The Mazda6 went on sale in December with heavy advertising support. Mazda has planned to ramp up another round of advertising in March and April as part of a sustained launch of the car.
"They're asking us to be patient," said Michael McDonald, dealer principal of Bountiful Mazda, north of Salt Lake City. "They know what needs to be done."
Many Mazda customers are used to the deal of the week from the franchise, especially with competitors floating cash-back offers. However, the Mazda6 is bringing in customers who are interested in the car but not ready to buy it.
"We're not used to people walking out of the showroom," said dealer council chairman Karl Schmidt, dealer principal of Morrie's Mazda in Minnetonka, Minn.
"We have traffic, but we're not closing. We don't have that $1,000 cash back like we used to, and that's frustrating dealers."
Mazda is reassured by data from Allison-Fisher International that show that those consumers not buying Mazda didn't defect to another brand, Hughes said. They just weren't ready to buy.
"The numbers show we're on track better than Nissan Altima was at this time, but it takes time to reach a critical mass," Hughes said.
Mazda is planning to put a subvented lease plan on the car, even though Mazda has weaker residual values than Camry and Accord and has to work financing through Ford Motor Credit.
"There is no money factor help or anything from Mazda America Credit," Schmidt said. "(The sales arm) should give dealers lease cash and let us find the best rate on the open market."
Mazda also will beef up its regional marketing support of the car by detailing the value of the Mazda6, said Kristen Simmons, Mazda vice president of marketing.

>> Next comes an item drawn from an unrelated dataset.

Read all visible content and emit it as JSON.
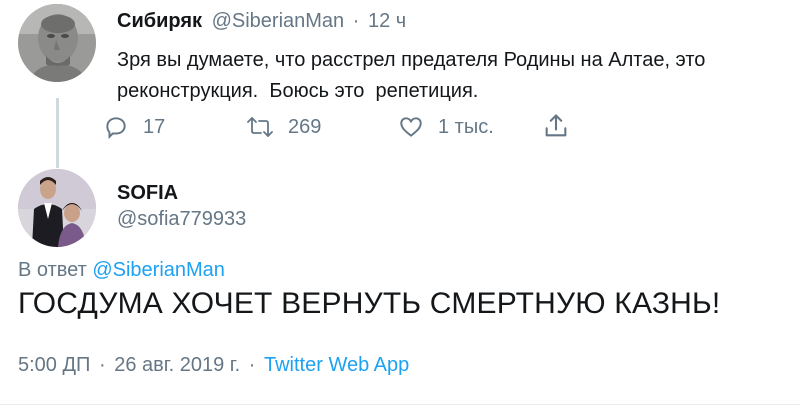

Said Simmons: "It's a great car at an accessible price, but we haven't been speaking to in-market shoppers."